Misunderstanding Cape wine

Some recent descriptions, by two important critics, of two groups of Cape winemakers have me scratching my grizzled head. Either they or I am out of touch with the interest and excitement of what is happening in South African wine.

zoobiscuitsFirst, Michael Fridjhon refers (without any irony or humour that I can perceive) to the Zoo Biscuits group of winemakers at the recent Cape Wine event as the local wine’s “lunatic fringe”. He said: “The industry’s lunatic fringe persisted in doing things their way. Under the banner of The Zoo Biscuits, they presented their idiosyncratic creations in a uniquely South African format.”

What constitutes a “fringe”, I wonder? Is anything other than bulk wine in South Africa a “fringe”? But I don’t think that’s what’s Michael is getting at. As to lunatic – well, they’re not even all moonstruck biodynamists, in which case I’d be more inclined to side with Michael on this one.

If you’re very conservative and inclined to insult, it would, I suppose be reasonable to describe say, the exciting and rather marvellous “natural” wines of producers like Craven and Testalonga (not Zoo Biscuit guys) as “lunatic” (a fringe of a fringe?) – but the likes of the Alheits, Duncan Savage, Peter-Allan Finlayson (one of the Cape’s leading makers of pinot noir part of a lunatic fringe!)? And I can’t see that the others in the group, including well-known producer names like Thorne & Daughters, Blackwater, Trizanne, Fram, Momento and Crystallum, are bizarre in any way. JH “Stompie” Meyer making three single vineyard pinot noirs? In what way are these “idiosyncratic creations”?

What is the “their way” that sets these winemakers apart from the sane fabric of Cape wine? Is it the avoidance of inoculated yeast that’s somehow egregiously eccentric? A dislike for the flavours of new oak? A devotion to expressing terroir? Seeking out old vines? I don’t understand. I presumed that Michael must have experienced at least a representative selection of these wines, so I tried finding tasting notes for them on Michael’s website, but couldn’t find any, so no indication of what it is he finds so lunatic and fringeish about them. Maybe he tasted them for the first time at Cape Wine, to account for his shock.
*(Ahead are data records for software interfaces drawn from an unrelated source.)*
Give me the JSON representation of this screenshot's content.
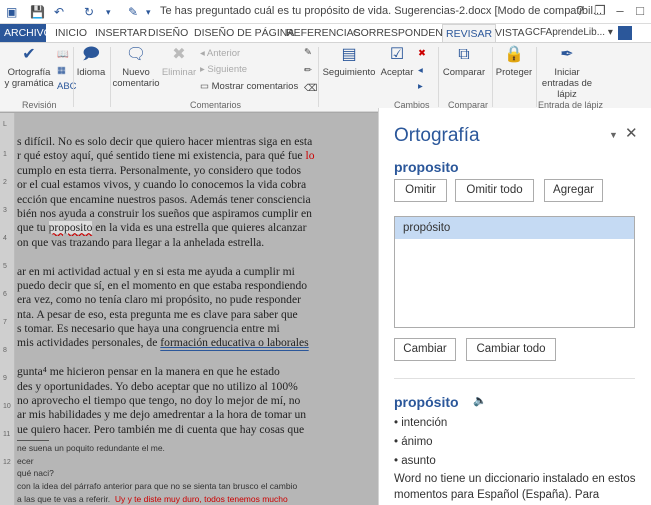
{
  "titlebar": {
    "title": "Te has preguntado cuál es tu propósito de vida. Sugerencias-2.docx [Modo de compatibil...",
    "help": "?",
    "restore": "❐",
    "minimize": "–",
    "maximize": "□",
    "close": "✕"
  },
  "tabs": [
    "ARCHIVO",
    "INICIO",
    "INSERTAR",
    "DISEÑO",
    "DISEÑO DE PÁGINA",
    "REFERENCIAS",
    "CORRESPONDENCIA",
    "REVISAR",
    "VISTA"
  ],
  "user": "GCFAprendeLib...",
  "ribbon": {
    "spelling": "Ortografía y gramática",
    "review_group": "Revisión",
    "language": "Idioma",
    "new_comment": "Nuevo comentario",
    "delete": "Eliminar",
    "previous": "Anterior",
    "next": "Siguiente",
    "show_comments": "Mostrar comentarios",
    "comments_group": "Comentarios",
    "tracking": "Seguimiento",
    "accept": "Aceptar",
    "changes_group": "Cambios",
    "compare": "Comparar",
    "compare_group": "Comparar",
    "protect": "Proteger",
    "ink": "Iniciar entradas de lápiz",
    "ink_group": "Entrada de lápiz"
  },
  "doc": {
    "lines": [
      [
        "s difícil. No es solo decir que quiero hacer mientras siga en esta",
        "",
        ""
      ],
      [
        "r qué estoy aquí, qué sentido tiene mi existencia, para qué fue ",
        "lo",
        ""
      ],
      [
        "cumplo en esta tierra. Personalmente, yo considero que todos",
        "",
        ""
      ],
      [
        "or el cual estamos vivos, y cuando lo conocemos la vida cobra",
        "",
        ""
      ],
      [
        "ección que encamine nuestros pasos. Además tener consciencia",
        "",
        ""
      ],
      [
        "bién nos ayuda a construir los sueños que aspiramos cumplir en",
        "",
        ""
      ],
      [
        " que tu ",
        "proposito",
        " en la vida es una estrella que quieres alcanzar"
      ],
      [
        "on que vas trazando para llegar a la anhelada estrella.",
        "",
        ""
      ]
    ],
    "para2": [
      "ar en mi actividad actual y en si esta me ayuda a cumplir mi",
      " puedo decir que sí, en el momento en que estaba respondiendo",
      "era vez, como no tenía claro mi propósito, no pude responder",
      "nta. A pesar de eso, esta pregunta me es clave para saber que",
      "s tomar. Es necesario que haya una congruencia entre mi",
      "mis actividades personales, de "
    ],
    "para2_link": "formación educativa o laborales",
    "para3": [
      "gunta⁴ me hicieron pensar en la manera en que he estado",
      "des y oportunidades. Yo debo aceptar que no utilizo al 100%",
      "no aprovecho el tiempo que tengo, no doy lo mejor de mí, no",
      "ar mis habilidades y me dejo amedrentar a la hora de tomar un",
      "ue quiero hacer. Pero también me di cuenta que hay cosas que"
    ],
    "notes": [
      "ne suena un poquito redundante el me.",
      "ecer",
      "qué naci?",
      "con la idea del párrafo anterior para que no se sienta tan brusco el cambio",
      "a las que te vas  a referir."
    ],
    "notes_red": "Uy y te diste muy duro, todos tenemos mucho"
  },
  "pane": {
    "title": "Ortografía",
    "error_word": "proposito",
    "ignore": "Omitir",
    "ignore_all": "Omitir todo",
    "add": "Agregar",
    "suggestions": [
      "propósito"
    ],
    "change": "Cambiar",
    "change_all": "Cambiar todo",
    "def_word": "propósito",
    "synonyms": [
      "intención",
      "ánimo",
      "asunto"
    ],
    "dict_note": "Word no tiene un diccionario instalado en estos momentos para Español (España). Para"
  }
}
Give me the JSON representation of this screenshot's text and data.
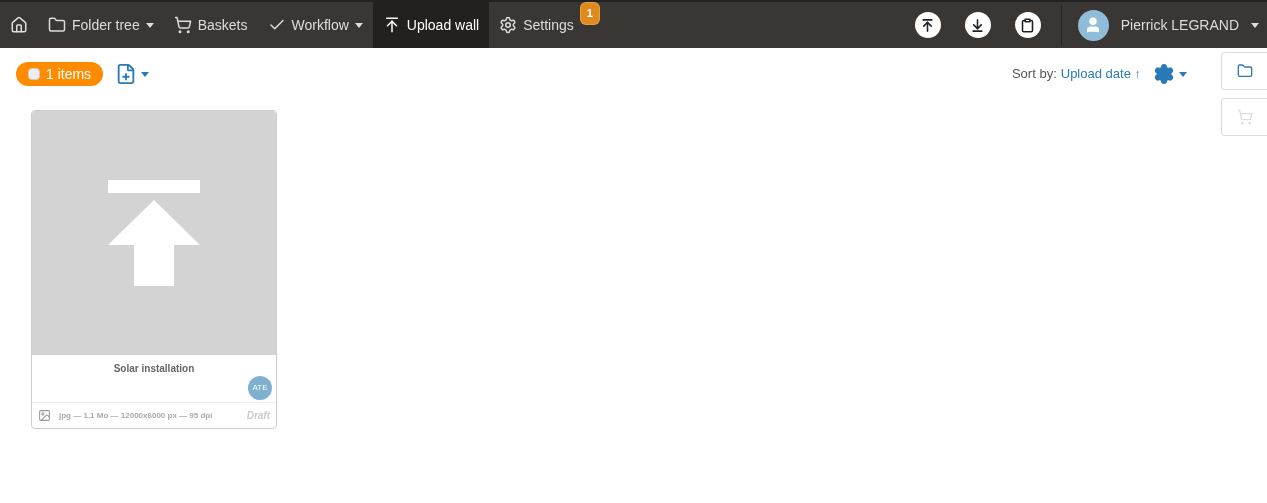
{
  "nav": {
    "items": [
      {
        "kind": "home",
        "selected": false
      },
      {
        "kind": "folder",
        "label": "Folder tree",
        "dropdown": true,
        "selected": false
      },
      {
        "kind": "cart",
        "label": "Baskets",
        "dropdown": false,
        "selected": false
      },
      {
        "kind": "check",
        "label": "Workflow",
        "dropdown": true,
        "selected": false
      },
      {
        "kind": "upload",
        "label": "Upload wall",
        "dropdown": false,
        "selected": true
      },
      {
        "kind": "gear",
        "label": "Settings",
        "dropdown": false,
        "selected": false,
        "badge": "1"
      }
    ],
    "actions": [
      {
        "kind": "upload"
      },
      {
        "kind": "download"
      },
      {
        "kind": "clipboard"
      }
    ],
    "user": {
      "name": "Pierrick LEGRAND"
    }
  },
  "toolbar": {
    "select_all": {
      "label": "1 items",
      "checked": false
    },
    "sort_label": "Sort by:",
    "sort_value": "Upload date",
    "sort_direction": "↑"
  },
  "side_buttons": [
    {
      "kind": "folder",
      "disabled": false
    },
    {
      "kind": "cart",
      "disabled": true
    }
  ],
  "cards": [
    {
      "title": "Solar installation",
      "owner": "ATE",
      "meta": "jpg — 1.1 Mo — 12000x6000 px — 95 dpi",
      "status": "Draft"
    }
  ]
}
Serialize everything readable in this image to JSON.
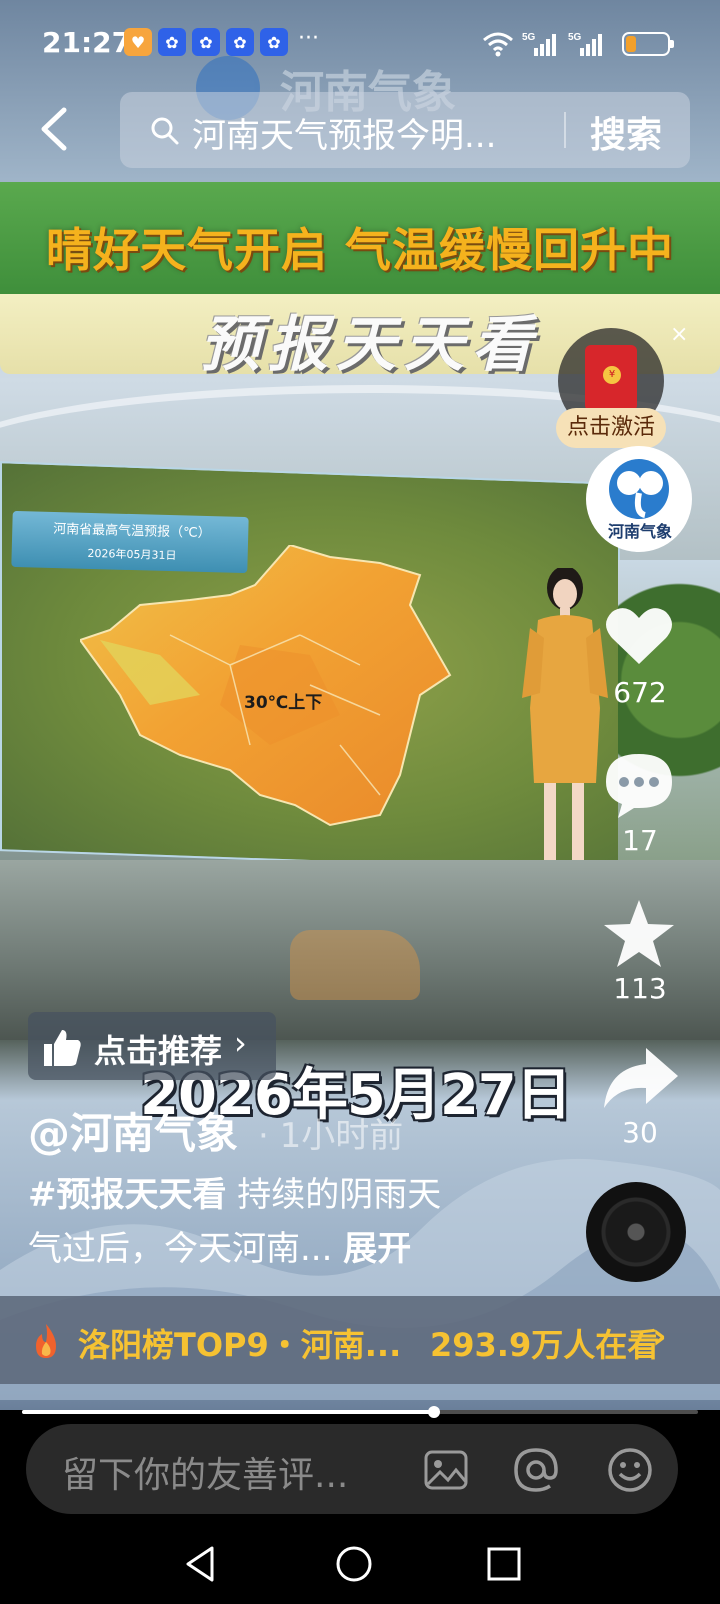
{
  "status_bar": {
    "time": "21:27",
    "more": "···",
    "net_label_1": "5G",
    "net_label_2": "5G"
  },
  "colors": {
    "accent_gold": "#f6c232",
    "banner_green": "#4e9e45",
    "battery_orange": "#f3a02b",
    "redpack_red": "#d7262b"
  },
  "battery": {
    "level": 0.25
  },
  "top_nav": {
    "search_text": "河南天气预报今明...",
    "search_button": "搜索",
    "watermark_text": "河南气象"
  },
  "video": {
    "headline": "晴好天气开启 气温缓慢回升中",
    "program_title": "预报天天看",
    "map_title": "河南省最高气温预报（℃）",
    "map_date": "2026年05月31日",
    "map_label": "30℃上下",
    "date_caption": "2026年5月27日",
    "close_symbol": "×"
  },
  "side": {
    "activate_label": "点击激活",
    "avatar_label": "河南气象",
    "likes": "672",
    "comments": "17",
    "favorites": "113",
    "shares": "30"
  },
  "info": {
    "recommend_label": "点击推荐",
    "recommend_arrow": "›",
    "author": "@河南气象",
    "post_time": "· 1小时前",
    "hashtag": "#预报天天看",
    "desc_part1": " 持续的阴雨天",
    "desc_part2": "气过后，今天河南...",
    "expand": "展开"
  },
  "hot": {
    "title": "洛阳榜TOP9・河南...",
    "count": "293.9万人在看",
    "arrow": "›"
  },
  "playback": {
    "progress": 0.61
  },
  "comment_bar": {
    "placeholder": "留下你的友善评..."
  }
}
A slightly different face of conservatism, and also possibly of narrow experience of what’s really happening in Cape wine these days, appears when James Molesworth of the American Wine Spectator writes about the crop of wines on the forthcoming Cape Winemakers Guild Auction. Every year, a few American critics get to taste the wines (sighted). Yet again, Molesworth’s scores are in the dull, non-committal band that the Americans favour for serious Cape wines: these all get between 89 and 94 points out of 100. Nothing really disappointing, nothing spectacular.

Fine, of course, if that’s his opinion, and if Mr M really can’t see a greater quality spread than that in what he’s tasted. But consider his introductory comment that “These wines are a result of the experimental and behind-the-scenes efforts of a cadre of South Africa’s best winemakers…. As a group … they represent the vibrant South African wine scene.”

No they aren’t, and no they don’t. Emphatically not, as a whole – even if there is one of the Zoo Biscuit winemakers (Duncan Savage) represented. Good or very good wines many of them are, there are some new and exciting wines among the CWG Auction line-up (though I’m not even sure that “experimental” is at all the right word, in fact, for such wines as Andrea Mullineux’s Semillon gris or Adi Badenhorst’s cinsaut), but they are few and far between. The majority are variations on the producers’ standard ranges, or even just barrel selections from them. To imagine that they represent what is exciting in Cape wine is to miss the point by a mile.

If you were to mix these two articles to say that the Zoo Biscuits gang “represent the vibrant South African wine scene” that would, in my opinion be an unarguable assessment (though it is of course a very small representation). But that’s clearly not the case for either Michael Fridjhon or James Molesworth.

[Category: Tim’s stuff]